◆ Try it
Repeat the data in full and exactly. Leave the pictures out.
Information START
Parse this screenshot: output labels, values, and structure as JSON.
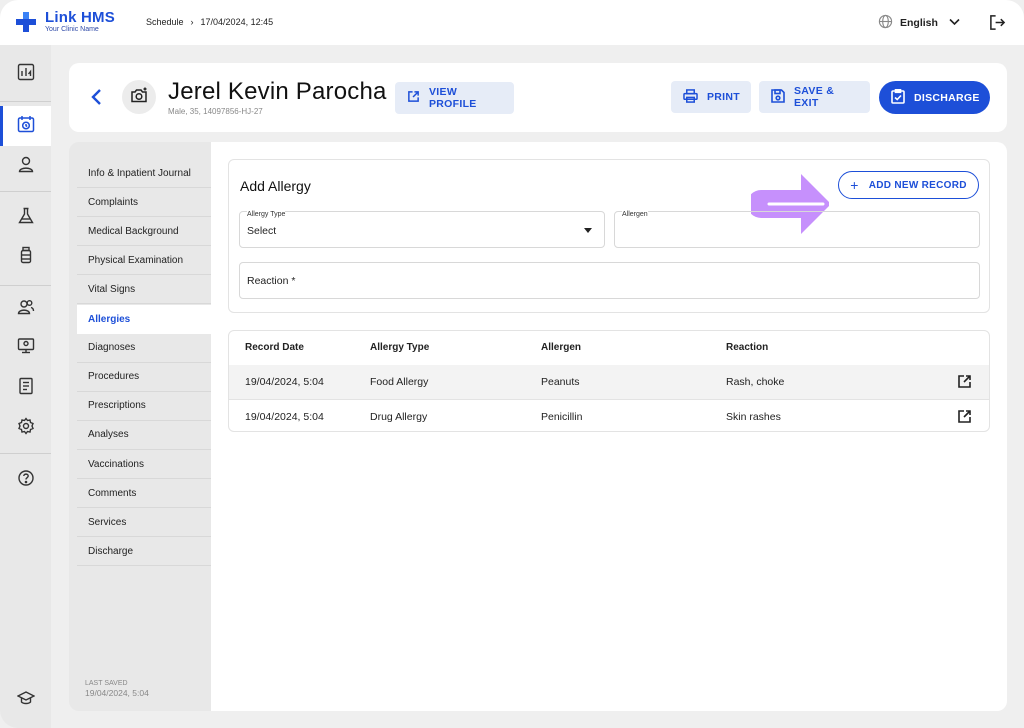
{
  "app": {
    "name": "Link HMS",
    "clinic": "Your Clinic Name"
  },
  "breadcrumb": {
    "first": "Schedule",
    "sep": "›",
    "second": "17/04/2024, 12:45"
  },
  "language": "English",
  "patient": {
    "name": "Jerel Kevin Parocha",
    "meta": "Male, 35, 14097856-HJ-27"
  },
  "buttons": {
    "view_profile": "VIEW PROFILE",
    "print": "PRINT",
    "save_exit": "SAVE & EXIT",
    "discharge": "DISCHARGE",
    "add_new": "ADD NEW RECORD"
  },
  "nav": [
    {
      "label": "Info & Inpatient Journal"
    },
    {
      "label": "Complaints"
    },
    {
      "label": "Medical Background"
    },
    {
      "label": "Physical Examination"
    },
    {
      "label": "Vital Signs"
    },
    {
      "label": "Allergies",
      "active": true
    },
    {
      "label": "Diagnoses"
    },
    {
      "label": "Procedures"
    },
    {
      "label": "Prescriptions"
    },
    {
      "label": "Analyses"
    },
    {
      "label": "Vaccinations"
    },
    {
      "label": "Comments"
    },
    {
      "label": "Services"
    },
    {
      "label": "Discharge"
    }
  ],
  "last_saved": {
    "label": "LAST SAVED",
    "date": "19/04/2024, 5:04"
  },
  "form": {
    "title": "Add Allergy",
    "allergy_type": {
      "label": "Allergy Type",
      "value": "Select"
    },
    "allergen": {
      "label": "Allergen",
      "value": ""
    },
    "reaction": {
      "placeholder": "Reaction *"
    }
  },
  "table": {
    "headers": [
      "Record Date",
      "Allergy Type",
      "Allergen",
      "Reaction"
    ],
    "rows": [
      [
        "19/04/2024, 5:04",
        "Food Allergy",
        "Peanuts",
        "Rash, choke"
      ],
      [
        "19/04/2024, 5:04",
        "Drug Allergy",
        "Penicillin",
        "Skin rashes"
      ]
    ]
  },
  "colors": {
    "primary": "#1d4fd8",
    "highlight_arrow": "#c084fc",
    "button_bg": "#e6ecf7"
  },
  "rail_icons": [
    "dashboard-icon",
    "calendar-icon",
    "user-icon",
    "lab-flask-icon",
    "medicine-bottle-icon",
    "patients-icon",
    "monitor-icon",
    "report-icon",
    "settings-icon",
    "help-icon",
    "graduation-cap-icon"
  ]
}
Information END
◆ Output
Parse this screenshot: output labels, values, and structure as JSON.
{
  "app": {
    "name": "Link HMS",
    "clinic": "Your Clinic Name"
  },
  "breadcrumb": {
    "first": "Schedule",
    "sep": "›",
    "second": "17/04/2024, 12:45"
  },
  "language": "English",
  "patient": {
    "name": "Jerel Kevin Parocha",
    "meta": "Male, 35, 14097856-HJ-27"
  },
  "buttons": {
    "view_profile": "VIEW PROFILE",
    "print": "PRINT",
    "save_exit": "SAVE & EXIT",
    "discharge": "DISCHARGE",
    "add_new": "ADD NEW RECORD"
  },
  "nav": [
    {
      "label": "Info & Inpatient Journal"
    },
    {
      "label": "Complaints"
    },
    {
      "label": "Medical Background"
    },
    {
      "label": "Physical Examination"
    },
    {
      "label": "Vital Signs"
    },
    {
      "label": "Allergies",
      "active": true
    },
    {
      "label": "Diagnoses"
    },
    {
      "label": "Procedures"
    },
    {
      "label": "Prescriptions"
    },
    {
      "label": "Analyses"
    },
    {
      "label": "Vaccinations"
    },
    {
      "label": "Comments"
    },
    {
      "label": "Services"
    },
    {
      "label": "Discharge"
    }
  ],
  "last_saved": {
    "label": "LAST SAVED",
    "date": "19/04/2024, 5:04"
  },
  "form": {
    "title": "Add Allergy",
    "allergy_type": {
      "label": "Allergy Type",
      "value": "Select"
    },
    "allergen": {
      "label": "Allergen",
      "value": ""
    },
    "reaction": {
      "placeholder": "Reaction *"
    }
  },
  "table": {
    "headers": [
      "Record Date",
      "Allergy Type",
      "Allergen",
      "Reaction"
    ],
    "rows": [
      [
        "19/04/2024, 5:04",
        "Food Allergy",
        "Peanuts",
        "Rash, choke"
      ],
      [
        "19/04/2024, 5:04",
        "Drug Allergy",
        "Penicillin",
        "Skin rashes"
      ]
    ]
  },
  "colors": {
    "primary": "#1d4fd8",
    "highlight_arrow": "#c084fc",
    "button_bg": "#e6ecf7"
  },
  "rail_icons": [
    "dashboard-icon",
    "calendar-icon",
    "user-icon",
    "lab-flask-icon",
    "medicine-bottle-icon",
    "patients-icon",
    "monitor-icon",
    "report-icon",
    "settings-icon",
    "help-icon",
    "graduation-cap-icon"
  ]
}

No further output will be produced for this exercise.